■ **What you are asked to do**:
Your answer should consist of every line from the records that holds the string "title".

*** Provided entries ***

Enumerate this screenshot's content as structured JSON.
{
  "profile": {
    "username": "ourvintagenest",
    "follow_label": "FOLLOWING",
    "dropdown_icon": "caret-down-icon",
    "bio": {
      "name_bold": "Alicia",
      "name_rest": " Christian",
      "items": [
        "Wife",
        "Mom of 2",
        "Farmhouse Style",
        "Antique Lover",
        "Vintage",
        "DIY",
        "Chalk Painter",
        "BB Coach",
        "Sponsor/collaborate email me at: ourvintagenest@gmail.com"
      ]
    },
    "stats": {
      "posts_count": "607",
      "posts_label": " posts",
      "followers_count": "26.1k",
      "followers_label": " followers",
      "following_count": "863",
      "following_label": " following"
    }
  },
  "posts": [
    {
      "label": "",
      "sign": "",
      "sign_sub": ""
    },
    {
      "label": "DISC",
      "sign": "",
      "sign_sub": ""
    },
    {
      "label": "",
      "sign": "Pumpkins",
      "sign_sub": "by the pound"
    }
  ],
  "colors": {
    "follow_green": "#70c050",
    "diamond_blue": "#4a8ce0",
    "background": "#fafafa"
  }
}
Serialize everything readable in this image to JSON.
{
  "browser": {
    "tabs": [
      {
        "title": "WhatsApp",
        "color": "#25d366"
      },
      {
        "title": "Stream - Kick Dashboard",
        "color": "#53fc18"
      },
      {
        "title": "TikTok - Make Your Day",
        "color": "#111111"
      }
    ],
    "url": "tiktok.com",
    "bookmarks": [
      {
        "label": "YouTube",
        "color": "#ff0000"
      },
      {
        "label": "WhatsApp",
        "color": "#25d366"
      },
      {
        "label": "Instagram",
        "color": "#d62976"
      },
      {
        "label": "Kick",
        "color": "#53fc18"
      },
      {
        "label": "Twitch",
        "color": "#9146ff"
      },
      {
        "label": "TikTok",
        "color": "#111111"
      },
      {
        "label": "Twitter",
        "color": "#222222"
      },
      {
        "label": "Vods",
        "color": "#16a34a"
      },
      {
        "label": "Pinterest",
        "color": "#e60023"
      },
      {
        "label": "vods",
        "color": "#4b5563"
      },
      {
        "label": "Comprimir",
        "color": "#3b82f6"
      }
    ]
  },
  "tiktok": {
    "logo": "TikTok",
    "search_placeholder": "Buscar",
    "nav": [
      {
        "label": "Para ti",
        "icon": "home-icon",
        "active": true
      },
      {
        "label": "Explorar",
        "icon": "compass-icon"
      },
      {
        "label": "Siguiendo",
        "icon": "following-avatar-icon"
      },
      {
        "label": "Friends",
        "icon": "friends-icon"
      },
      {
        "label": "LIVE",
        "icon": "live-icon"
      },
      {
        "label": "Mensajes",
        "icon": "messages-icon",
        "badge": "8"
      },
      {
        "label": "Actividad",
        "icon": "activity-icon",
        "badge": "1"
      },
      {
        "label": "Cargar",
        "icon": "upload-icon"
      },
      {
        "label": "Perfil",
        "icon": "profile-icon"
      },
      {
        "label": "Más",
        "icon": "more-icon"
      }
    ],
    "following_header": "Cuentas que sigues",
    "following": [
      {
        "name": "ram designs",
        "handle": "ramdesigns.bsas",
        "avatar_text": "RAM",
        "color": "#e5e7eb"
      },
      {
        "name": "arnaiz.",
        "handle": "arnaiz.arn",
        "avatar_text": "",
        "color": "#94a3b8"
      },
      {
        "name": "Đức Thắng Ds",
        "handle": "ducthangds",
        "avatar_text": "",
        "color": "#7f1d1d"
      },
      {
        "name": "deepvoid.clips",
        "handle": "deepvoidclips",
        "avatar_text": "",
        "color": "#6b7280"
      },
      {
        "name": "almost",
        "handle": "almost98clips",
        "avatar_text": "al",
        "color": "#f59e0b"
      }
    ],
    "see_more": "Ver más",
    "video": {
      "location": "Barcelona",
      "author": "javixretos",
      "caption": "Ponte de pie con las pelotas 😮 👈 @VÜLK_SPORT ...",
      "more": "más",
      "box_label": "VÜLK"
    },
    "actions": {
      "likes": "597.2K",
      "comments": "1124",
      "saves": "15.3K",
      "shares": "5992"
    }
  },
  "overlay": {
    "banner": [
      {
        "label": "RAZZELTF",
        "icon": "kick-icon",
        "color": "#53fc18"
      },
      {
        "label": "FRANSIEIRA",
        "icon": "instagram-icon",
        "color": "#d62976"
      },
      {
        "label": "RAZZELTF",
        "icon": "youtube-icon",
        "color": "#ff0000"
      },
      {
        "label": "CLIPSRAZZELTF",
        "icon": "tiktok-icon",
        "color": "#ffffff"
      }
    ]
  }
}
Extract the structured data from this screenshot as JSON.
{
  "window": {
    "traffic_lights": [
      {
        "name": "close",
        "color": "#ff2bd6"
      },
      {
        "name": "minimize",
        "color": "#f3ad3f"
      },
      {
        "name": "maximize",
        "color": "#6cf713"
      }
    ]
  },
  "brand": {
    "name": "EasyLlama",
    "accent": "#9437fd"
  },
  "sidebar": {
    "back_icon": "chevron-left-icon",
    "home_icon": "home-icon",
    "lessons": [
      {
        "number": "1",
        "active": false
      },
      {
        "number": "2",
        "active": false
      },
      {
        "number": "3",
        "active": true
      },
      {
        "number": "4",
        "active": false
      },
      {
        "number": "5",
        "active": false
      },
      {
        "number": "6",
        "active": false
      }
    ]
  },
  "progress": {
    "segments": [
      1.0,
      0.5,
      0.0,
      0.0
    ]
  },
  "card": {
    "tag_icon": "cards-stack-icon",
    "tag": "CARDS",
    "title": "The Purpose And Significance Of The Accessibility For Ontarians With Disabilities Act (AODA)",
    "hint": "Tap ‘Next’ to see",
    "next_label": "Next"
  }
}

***

■ **Expected answer**:
        "title": "WhatsApp",
        "title": "Stream - Kick Dashboard",
        "title": "TikTok - Make Your Day",
    "title": "The Purpose And Significance Of The Accessibility For Ontarians With Disabilities Act (AODA)",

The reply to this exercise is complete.